Data about app and page elements

⁂

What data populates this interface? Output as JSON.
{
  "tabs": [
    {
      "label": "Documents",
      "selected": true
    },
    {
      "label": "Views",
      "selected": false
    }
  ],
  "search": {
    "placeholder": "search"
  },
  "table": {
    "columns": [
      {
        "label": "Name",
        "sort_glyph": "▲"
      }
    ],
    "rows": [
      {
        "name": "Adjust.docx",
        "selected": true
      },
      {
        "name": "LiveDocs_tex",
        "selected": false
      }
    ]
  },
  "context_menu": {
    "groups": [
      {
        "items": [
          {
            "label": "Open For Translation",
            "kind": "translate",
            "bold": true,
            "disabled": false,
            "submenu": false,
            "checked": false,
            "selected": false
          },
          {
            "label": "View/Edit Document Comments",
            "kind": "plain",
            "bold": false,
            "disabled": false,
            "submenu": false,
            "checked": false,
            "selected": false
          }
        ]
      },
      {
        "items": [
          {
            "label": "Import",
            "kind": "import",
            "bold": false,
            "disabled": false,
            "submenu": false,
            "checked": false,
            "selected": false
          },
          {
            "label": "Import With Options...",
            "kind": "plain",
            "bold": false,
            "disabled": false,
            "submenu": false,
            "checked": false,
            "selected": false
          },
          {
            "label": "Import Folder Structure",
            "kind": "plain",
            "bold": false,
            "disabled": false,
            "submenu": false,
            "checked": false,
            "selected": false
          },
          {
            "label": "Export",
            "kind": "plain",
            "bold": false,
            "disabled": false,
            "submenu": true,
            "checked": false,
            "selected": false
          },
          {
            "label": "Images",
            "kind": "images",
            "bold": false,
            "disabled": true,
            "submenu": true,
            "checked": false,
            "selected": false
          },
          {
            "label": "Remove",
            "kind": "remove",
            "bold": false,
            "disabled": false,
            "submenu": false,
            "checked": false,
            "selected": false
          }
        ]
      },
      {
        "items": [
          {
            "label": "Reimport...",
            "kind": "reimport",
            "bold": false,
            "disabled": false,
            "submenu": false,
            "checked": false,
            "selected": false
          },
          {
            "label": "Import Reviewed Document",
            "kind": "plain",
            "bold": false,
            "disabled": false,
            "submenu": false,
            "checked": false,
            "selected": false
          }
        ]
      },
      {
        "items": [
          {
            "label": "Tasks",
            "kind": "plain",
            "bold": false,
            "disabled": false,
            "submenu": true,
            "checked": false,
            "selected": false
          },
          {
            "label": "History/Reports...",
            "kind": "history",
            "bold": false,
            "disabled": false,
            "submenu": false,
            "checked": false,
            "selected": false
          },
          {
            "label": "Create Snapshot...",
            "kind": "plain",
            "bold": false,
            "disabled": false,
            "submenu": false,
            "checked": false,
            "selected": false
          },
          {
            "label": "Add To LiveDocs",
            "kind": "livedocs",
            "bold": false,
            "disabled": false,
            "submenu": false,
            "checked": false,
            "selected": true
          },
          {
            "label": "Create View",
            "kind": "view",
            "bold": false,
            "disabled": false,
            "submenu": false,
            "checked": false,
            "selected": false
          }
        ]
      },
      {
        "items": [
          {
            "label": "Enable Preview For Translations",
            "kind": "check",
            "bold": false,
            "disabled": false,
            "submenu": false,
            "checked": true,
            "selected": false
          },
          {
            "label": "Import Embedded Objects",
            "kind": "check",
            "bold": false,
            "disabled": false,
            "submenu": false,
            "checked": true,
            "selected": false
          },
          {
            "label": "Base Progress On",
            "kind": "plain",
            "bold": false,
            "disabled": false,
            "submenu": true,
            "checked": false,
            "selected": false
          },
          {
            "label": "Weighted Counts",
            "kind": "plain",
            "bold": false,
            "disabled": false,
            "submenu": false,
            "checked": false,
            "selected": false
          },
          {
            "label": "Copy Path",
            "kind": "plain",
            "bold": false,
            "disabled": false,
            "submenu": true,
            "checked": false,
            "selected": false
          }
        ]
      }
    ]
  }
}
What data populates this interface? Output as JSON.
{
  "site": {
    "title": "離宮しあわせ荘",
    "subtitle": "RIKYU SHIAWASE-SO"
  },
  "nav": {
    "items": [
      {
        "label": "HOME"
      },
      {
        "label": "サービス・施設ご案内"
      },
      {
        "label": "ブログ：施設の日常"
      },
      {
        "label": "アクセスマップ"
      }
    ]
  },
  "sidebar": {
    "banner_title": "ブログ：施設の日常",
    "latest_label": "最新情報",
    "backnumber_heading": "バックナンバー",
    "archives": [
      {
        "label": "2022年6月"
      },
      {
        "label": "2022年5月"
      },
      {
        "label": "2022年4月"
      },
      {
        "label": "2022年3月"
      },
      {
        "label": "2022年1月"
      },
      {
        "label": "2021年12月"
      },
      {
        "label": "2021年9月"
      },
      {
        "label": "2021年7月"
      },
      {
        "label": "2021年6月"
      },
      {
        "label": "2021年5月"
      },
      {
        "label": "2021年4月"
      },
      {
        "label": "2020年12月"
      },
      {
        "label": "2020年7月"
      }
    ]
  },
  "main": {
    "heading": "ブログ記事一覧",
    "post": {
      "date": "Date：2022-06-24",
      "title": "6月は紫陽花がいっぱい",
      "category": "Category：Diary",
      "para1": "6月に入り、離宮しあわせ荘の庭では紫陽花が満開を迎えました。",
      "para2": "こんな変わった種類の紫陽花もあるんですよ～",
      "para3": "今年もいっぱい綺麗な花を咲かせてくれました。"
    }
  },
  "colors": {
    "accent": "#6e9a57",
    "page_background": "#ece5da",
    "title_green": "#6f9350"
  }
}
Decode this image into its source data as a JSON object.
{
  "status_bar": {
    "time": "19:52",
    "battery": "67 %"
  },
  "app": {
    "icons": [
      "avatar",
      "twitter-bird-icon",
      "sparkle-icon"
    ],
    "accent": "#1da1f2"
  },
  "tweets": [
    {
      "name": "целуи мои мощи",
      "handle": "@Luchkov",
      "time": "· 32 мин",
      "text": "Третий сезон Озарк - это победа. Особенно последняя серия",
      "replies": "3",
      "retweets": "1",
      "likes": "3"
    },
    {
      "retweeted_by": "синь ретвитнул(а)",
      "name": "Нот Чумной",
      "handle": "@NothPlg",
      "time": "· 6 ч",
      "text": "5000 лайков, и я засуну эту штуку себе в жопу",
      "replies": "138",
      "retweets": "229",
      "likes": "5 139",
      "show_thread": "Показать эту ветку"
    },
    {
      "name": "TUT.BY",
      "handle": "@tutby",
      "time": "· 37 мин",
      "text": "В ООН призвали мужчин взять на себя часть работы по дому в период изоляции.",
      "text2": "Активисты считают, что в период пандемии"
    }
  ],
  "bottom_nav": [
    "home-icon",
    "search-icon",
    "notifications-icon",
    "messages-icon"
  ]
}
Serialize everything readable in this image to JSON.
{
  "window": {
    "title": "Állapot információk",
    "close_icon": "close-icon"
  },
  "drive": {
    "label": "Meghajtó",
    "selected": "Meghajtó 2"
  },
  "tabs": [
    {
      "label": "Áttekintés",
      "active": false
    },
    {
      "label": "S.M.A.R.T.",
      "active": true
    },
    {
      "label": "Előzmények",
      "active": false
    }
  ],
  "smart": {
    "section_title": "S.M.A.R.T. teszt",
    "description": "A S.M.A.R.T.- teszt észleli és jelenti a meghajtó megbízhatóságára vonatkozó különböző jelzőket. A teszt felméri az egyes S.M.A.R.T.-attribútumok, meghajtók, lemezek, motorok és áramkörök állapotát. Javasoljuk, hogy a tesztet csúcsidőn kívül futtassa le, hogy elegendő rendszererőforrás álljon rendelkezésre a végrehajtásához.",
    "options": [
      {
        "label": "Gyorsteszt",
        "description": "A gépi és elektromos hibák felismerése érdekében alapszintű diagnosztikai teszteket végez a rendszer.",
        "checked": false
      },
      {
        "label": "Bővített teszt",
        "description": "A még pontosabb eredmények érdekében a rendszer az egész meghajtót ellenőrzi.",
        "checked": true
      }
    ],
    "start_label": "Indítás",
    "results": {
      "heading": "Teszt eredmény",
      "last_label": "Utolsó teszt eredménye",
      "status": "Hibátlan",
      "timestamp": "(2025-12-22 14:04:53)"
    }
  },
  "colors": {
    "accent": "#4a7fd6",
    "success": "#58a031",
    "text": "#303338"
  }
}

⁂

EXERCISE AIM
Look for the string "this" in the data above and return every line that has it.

WRITTEN SOLUTION
What data populates this interface? Output as JSON.
What data populates this interface? Output as JSON.
Decode this image into its source data as a JSON object.
Serialize everything readable in this image to JSON.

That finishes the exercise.